"I have to say sorry to the guys because I couldn’t follow today. So we played a bit of catchup in the end. If I can take the cobbles positioned five or six, I can go from far on the cobbles. I go with my speed. It works. I take the win for the team.”

Milan, winner of three stages, wins the points classification, ahead of Australian Kaden Groves (Alpecin-Deceuninck) who finished third in the final stage.

Pogacar finished nine minutes and 56 seconds ahead of Colombia's Daniel Martinez (BORA-Hansgrohe), with last year's runner-up Geraint Thomas of Wales (Ineos Grenadiers) a further 28 seconds behind in third in the overall standings.

He adds the Giro title to his two Tour de France triumphs in 2020 and 2021, and did it in style, proving exactly why he had been the pre-race favourite as nobody came even close to challenging once Pogacar laid down an early marker on day two.

Last year's winner and fellow Slovenian Primoz Roglic was absent from the race along with Remco Evenepoel and Jonas Vingegaard, but nothing can take away from Pogacar's domination in Italy, and he will now aim to clinch the Giro and Tour de France double.

Should he pull it off, he will join a list of legends in Fausto Coppi, Jacques Anquetil, Eddy Merckx, Bernard Hinault, Stephen Roche, Miguel Indurain and Pantani.

Pogacar really took control of the Giro on Stage 7 by winning the individual time trial ahead of Filippo Ganna, stretching his lead to over two and a half minutes, and followed that by winning the next stage.

Ganna gained revenge in the next time trial but Pogacar still extended the gap to his rivals when finishing second, and by Stage 15 it was all but over when the Slovenian won his fourth stage and put an extra three minutes between himself and Thomas.

Pogacar won the weather-hit next stage and showed no mercy on the penultimate day when going solo to take his sixth stage to cement his grip on the maglia rosa, with an overall lead not seen in almost 60 years at the Giro.

The Slovenian also won the mountains classification and Pogacar could relax on the final day and enjoy his first ride around the streets of the Italian capital safe in the knowledge he was the Giro winner without a shadow of a doubt.

Thomas told Eurosport: “I’ve really enjoyed (the Giro). It’s been a good group of guys, it’s gone really fast, but it seems a lifetime ago that we started in Torino but it’s been great.

“I’m actually looking forward to (the Tour) now.
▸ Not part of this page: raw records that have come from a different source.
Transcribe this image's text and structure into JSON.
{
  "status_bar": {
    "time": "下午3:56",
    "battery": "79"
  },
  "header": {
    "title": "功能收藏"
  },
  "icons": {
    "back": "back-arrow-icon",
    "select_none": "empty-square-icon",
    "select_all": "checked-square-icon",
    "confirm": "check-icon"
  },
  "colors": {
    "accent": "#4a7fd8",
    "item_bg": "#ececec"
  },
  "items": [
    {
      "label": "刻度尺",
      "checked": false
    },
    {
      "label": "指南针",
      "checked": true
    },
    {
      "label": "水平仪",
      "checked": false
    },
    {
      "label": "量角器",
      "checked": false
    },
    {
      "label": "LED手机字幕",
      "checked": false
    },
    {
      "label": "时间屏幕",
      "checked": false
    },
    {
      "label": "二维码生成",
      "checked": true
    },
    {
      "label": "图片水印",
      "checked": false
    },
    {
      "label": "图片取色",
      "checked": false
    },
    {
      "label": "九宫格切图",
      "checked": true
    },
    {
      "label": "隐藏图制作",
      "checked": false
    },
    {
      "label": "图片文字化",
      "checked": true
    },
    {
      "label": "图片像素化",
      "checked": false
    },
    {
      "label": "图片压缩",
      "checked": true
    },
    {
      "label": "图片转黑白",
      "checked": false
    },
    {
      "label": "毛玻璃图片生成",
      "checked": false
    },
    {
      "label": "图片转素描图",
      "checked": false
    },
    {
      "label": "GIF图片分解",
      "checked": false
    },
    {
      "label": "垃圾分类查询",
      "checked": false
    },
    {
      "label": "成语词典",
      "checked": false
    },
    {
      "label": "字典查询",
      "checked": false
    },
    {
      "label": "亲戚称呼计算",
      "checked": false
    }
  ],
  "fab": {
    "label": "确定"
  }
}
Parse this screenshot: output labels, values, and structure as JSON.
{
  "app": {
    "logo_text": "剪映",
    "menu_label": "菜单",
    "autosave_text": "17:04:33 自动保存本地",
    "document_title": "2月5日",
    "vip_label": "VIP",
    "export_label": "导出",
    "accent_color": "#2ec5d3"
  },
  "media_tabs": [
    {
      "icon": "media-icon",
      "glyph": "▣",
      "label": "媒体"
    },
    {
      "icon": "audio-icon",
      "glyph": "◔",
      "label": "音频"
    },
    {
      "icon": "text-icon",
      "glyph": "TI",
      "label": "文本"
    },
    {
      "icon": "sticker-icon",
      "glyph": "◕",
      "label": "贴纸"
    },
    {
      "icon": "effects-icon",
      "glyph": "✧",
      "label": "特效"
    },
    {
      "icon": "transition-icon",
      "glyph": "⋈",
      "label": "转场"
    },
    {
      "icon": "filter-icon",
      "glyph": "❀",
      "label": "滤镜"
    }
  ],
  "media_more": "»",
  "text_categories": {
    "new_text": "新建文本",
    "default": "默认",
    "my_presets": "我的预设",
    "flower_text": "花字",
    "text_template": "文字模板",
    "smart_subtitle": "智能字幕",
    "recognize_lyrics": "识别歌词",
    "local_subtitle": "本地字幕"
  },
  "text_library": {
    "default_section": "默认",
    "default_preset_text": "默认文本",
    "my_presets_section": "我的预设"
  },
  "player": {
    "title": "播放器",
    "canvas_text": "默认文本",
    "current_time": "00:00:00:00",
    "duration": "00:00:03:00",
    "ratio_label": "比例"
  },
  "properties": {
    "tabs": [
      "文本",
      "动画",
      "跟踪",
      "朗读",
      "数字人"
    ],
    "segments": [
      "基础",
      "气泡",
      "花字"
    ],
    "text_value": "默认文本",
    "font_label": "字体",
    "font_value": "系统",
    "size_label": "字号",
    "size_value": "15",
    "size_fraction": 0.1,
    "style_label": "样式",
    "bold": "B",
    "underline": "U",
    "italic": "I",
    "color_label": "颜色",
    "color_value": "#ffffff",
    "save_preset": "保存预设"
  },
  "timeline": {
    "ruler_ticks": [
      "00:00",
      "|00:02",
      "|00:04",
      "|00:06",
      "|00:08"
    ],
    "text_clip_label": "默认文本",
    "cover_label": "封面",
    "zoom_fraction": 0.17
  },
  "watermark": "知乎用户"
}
It’s a big challenge but I’ll freshen up, stay off the beer, stay on it, go to altitude camp, go to the Tour and help the boys. We’ve got a great young team so I’m looking forward to it.”

Updated: May 26, 2024, 6:18 PM